A work well started is a work done half well. Training a German shepherd puppy from an early stage is an apt illustration of this effect. German shepherds are one of the most intelligent dogs around and it is usually an absolute delight to teach them as they have a fabulous learning curve.
And if you are lucky enough to catch them young, their early formative years can turn out to be an exemplary lifting pad to launch them into a lifetime of excellence.
Simple Ways to train a German Shepherd Puppy
1. Consistency is the key:
Although the responsibility to nurture your German shepherd puppy starts the minute it enters your home, standardized training for them should be started as they turn eight to twelve months old.
Consistency is the most important component of your training process. A German shepherd pup, like a newborn baby, is unable to distinguish between acceptable and unacceptable behavior.
Also, dogs, in general, have a short-term memory of hardly more than two minutes. However, they are blessed with a good associative memory. This allows them to form associations between the command given, the behavior reciprocation, and the situational scenario.
In order for them to establish correct correlations between a situation and the consequent reaction, it has to be consistent. Hence, if you give a verbal command to the puppy to not jump on the couch, it has to be repeated every time such a situation arises.
If you stop him once from doing it because it is an expensive couch and not the next time, when you could not care less about the couch, it is going to get confused. After all, your German shepherd pup cannot read price tags.
2. Introduce him to the usual:
A German shepherd pup is just like a shy newcomer in a class who needs to be dealt an extra push to break in with the surroundings.
Try to make the pup comfortable with people and things that will eventually be a part of its daily routine. Introduce the people around you with a smile and hug so the dog understands that they mean no harm and cozies up to them.
Start using a coat brush on it so that it does not consider its grooming kit as a threat. Have a futuristic vision in mind as you try to modulate its behavior.
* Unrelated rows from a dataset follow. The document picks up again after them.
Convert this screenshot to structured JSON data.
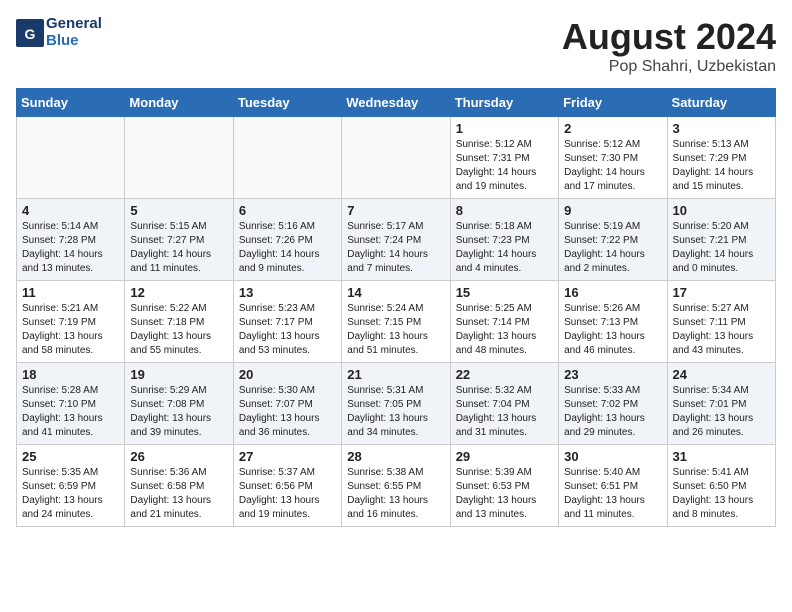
{
  "header": {
    "logo_line1": "General",
    "logo_line2": "Blue",
    "month_year": "August 2024",
    "location": "Pop Shahri, Uzbekistan"
  },
  "weekdays": [
    "Sunday",
    "Monday",
    "Tuesday",
    "Wednesday",
    "Thursday",
    "Friday",
    "Saturday"
  ],
  "weeks": [
    [
      {
        "day": "",
        "info": ""
      },
      {
        "day": "",
        "info": ""
      },
      {
        "day": "",
        "info": ""
      },
      {
        "day": "",
        "info": ""
      },
      {
        "day": "1",
        "info": "Sunrise: 5:12 AM\nSunset: 7:31 PM\nDaylight: 14 hours\nand 19 minutes."
      },
      {
        "day": "2",
        "info": "Sunrise: 5:12 AM\nSunset: 7:30 PM\nDaylight: 14 hours\nand 17 minutes."
      },
      {
        "day": "3",
        "info": "Sunrise: 5:13 AM\nSunset: 7:29 PM\nDaylight: 14 hours\nand 15 minutes."
      }
    ],
    [
      {
        "day": "4",
        "info": "Sunrise: 5:14 AM\nSunset: 7:28 PM\nDaylight: 14 hours\nand 13 minutes."
      },
      {
        "day": "5",
        "info": "Sunrise: 5:15 AM\nSunset: 7:27 PM\nDaylight: 14 hours\nand 11 minutes."
      },
      {
        "day": "6",
        "info": "Sunrise: 5:16 AM\nSunset: 7:26 PM\nDaylight: 14 hours\nand 9 minutes."
      },
      {
        "day": "7",
        "info": "Sunrise: 5:17 AM\nSunset: 7:24 PM\nDaylight: 14 hours\nand 7 minutes."
      },
      {
        "day": "8",
        "info": "Sunrise: 5:18 AM\nSunset: 7:23 PM\nDaylight: 14 hours\nand 4 minutes."
      },
      {
        "day": "9",
        "info": "Sunrise: 5:19 AM\nSunset: 7:22 PM\nDaylight: 14 hours\nand 2 minutes."
      },
      {
        "day": "10",
        "info": "Sunrise: 5:20 AM\nSunset: 7:21 PM\nDaylight: 14 hours\nand 0 minutes."
      }
    ],
    [
      {
        "day": "11",
        "info": "Sunrise: 5:21 AM\nSunset: 7:19 PM\nDaylight: 13 hours\nand 58 minutes."
      },
      {
        "day": "12",
        "info": "Sunrise: 5:22 AM\nSunset: 7:18 PM\nDaylight: 13 hours\nand 55 minutes."
      },
      {
        "day": "13",
        "info": "Sunrise: 5:23 AM\nSunset: 7:17 PM\nDaylight: 13 hours\nand 53 minutes."
      },
      {
        "day": "14",
        "info": "Sunrise: 5:24 AM\nSunset: 7:15 PM\nDaylight: 13 hours\nand 51 minutes."
      },
      {
        "day": "15",
        "info": "Sunrise: 5:25 AM\nSunset: 7:14 PM\nDaylight: 13 hours\nand 48 minutes."
      },
      {
        "day": "16",
        "info": "Sunrise: 5:26 AM\nSunset: 7:13 PM\nDaylight: 13 hours\nand 46 minutes."
      },
      {
        "day": "17",
        "info": "Sunrise: 5:27 AM\nSunset: 7:11 PM\nDaylight: 13 hours\nand 43 minutes."
      }
    ],
    [
      {
        "day": "18",
        "info": "Sunrise: 5:28 AM\nSunset: 7:10 PM\nDaylight: 13 hours\nand 41 minutes."
      },
      {
        "day": "19",
        "info": "Sunrise: 5:29 AM\nSunset: 7:08 PM\nDaylight: 13 hours\nand 39 minutes."
      },
      {
        "day": "20",
        "info": "Sunrise: 5:30 AM\nSunset: 7:07 PM\nDaylight: 13 hours\nand 36 minutes."
      },
      {
        "day": "21",
        "info": "Sunrise: 5:31 AM\nSunset: 7:05 PM\nDaylight: 13 hours\nand 34 minutes."
      },
      {
        "day": "22",
        "info": "Sunrise: 5:32 AM\nSunset: 7:04 PM\nDaylight: 13 hours\nand 31 minutes."
      },
      {
        "day": "23",
        "info": "Sunrise: 5:33 AM\nSunset: 7:02 PM\nDaylight: 13 hours\nand 29 minutes."
      },
      {
        "day": "24",
        "info": "Sunrise: 5:34 AM\nSunset: 7:01 PM\nDaylight: 13 hours\nand 26 minutes."
      }
    ],
    [
      {
        "day": "25",
        "info": "Sunrise: 5:35 AM\nSunset: 6:59 PM\nDaylight: 13 hours\nand 24 minutes."
      },
      {
        "day": "26",
        "info": "Sunrise: 5:36 AM\nSunset: 6:58 PM\nDaylight: 13 hours\nand 21 minutes."
      },
      {
        "day": "27",
        "info": "Sunrise: 5:37 AM\nSunset: 6:56 PM\nDaylight: 13 hours\nand 19 minutes."
      },
      {
        "day": "28",
        "info": "Sunrise: 5:38 AM\nSunset: 6:55 PM\nDaylight: 13 hours\nand 16 minutes."
      },
      {
        "day": "29",
        "info": "Sunrise: 5:39 AM\nSunset: 6:53 PM\nDaylight: 13 hours\nand 13 minutes."
      },
      {
        "day": "30",
        "info": "Sunrise: 5:40 AM\nSunset: 6:51 PM\nDaylight: 13 hours\nand 11 minutes."
      },
      {
        "day": "31",
        "info": "Sunrise: 5:41 AM\nSunset: 6:50 PM\nDaylight: 13 hours\nand 8 minutes."
      }
    ]
  ]
}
For example, you may find it cute when it tries to nibble your hand today, but when it grows a real dentition, trust us; you are going to regret it.
3. Work on your body language and stay firm:
Your body languages and facial expressions are as important as your verbal commands to help the puppy understand if you are happy or upset about the given situation.
If you find his behavior unacceptable, let it know that you are upset with your body language. However, never yell at your puppy or physically punish it. This may make him nervous or frightened and damage your emotional bond irreparably.
Also, it’s easier said than done, but do not melt if he tries to soften you with its soft, gooey eye gaze. Remember, you are doing it all for his good only.
4. Reward positive behavior:
Positive reinforcement is an important part of behavioral training. If you notice your German shepherd pup displaying good behavior, reward him immediately.
Also, make sure there is no significant time lapse between its positive behavior and the reward received. This will ensure that he is aware of what he is being rewarded for.
The reward can be in form of a verbal expression or hug, a favorite treat, or a chewy toy to play with. You can keep a few treats handy around the house for this purpose.
5. Impose time-outs:
Just like it is important to reward positive behavior, it is equally important to take corrective action against negative behavior.
A time-out is a way to call out your puppy for bad behavior by removing him from the immediate surroundings that are causing it. Then take him to another room or confined area and leave him there. If he calms down or starts showing positive behavior, you can remove him from that area after a couple of minutes.
Usually leaving him alone in the bathroom for a few minutes works. However, do not initiate time-outs in outside, open areas as the puppy may mistake it as a reward for appropriate behavior.
6. Tackle attention deficit issues:
Sometimes the dog may cause an unnecessary ruckus by barking just to garner your attention. Do not pay heed to and completely ignore the dog, if you feel that he is acting with the sole motive of gaining attention.
Ideally, also try to tackle the root cause of the issue. It is important to pay an adequate amount of attention to your dog so that it feels desired. If your dog is suffering from severe separation anxiety, you may need to consult a vet.
It is also important to ensure that your German shepherd pup gets an adequate amount of exercise so that its raw energy is not channelized into destructive and attention-seeking ways.
The initial months of the German shepherd pup training set up the tone for its future course. It is thus important to put our best foot forward in this preliminary phase itself.
If you have any doubts regarding this, it is advisable to seek a professional opinion rather than regret it later. For further tips on moving forward on German shepherd training, read German shepherd training: The paradigms of age-appropriate and proper training methodologies.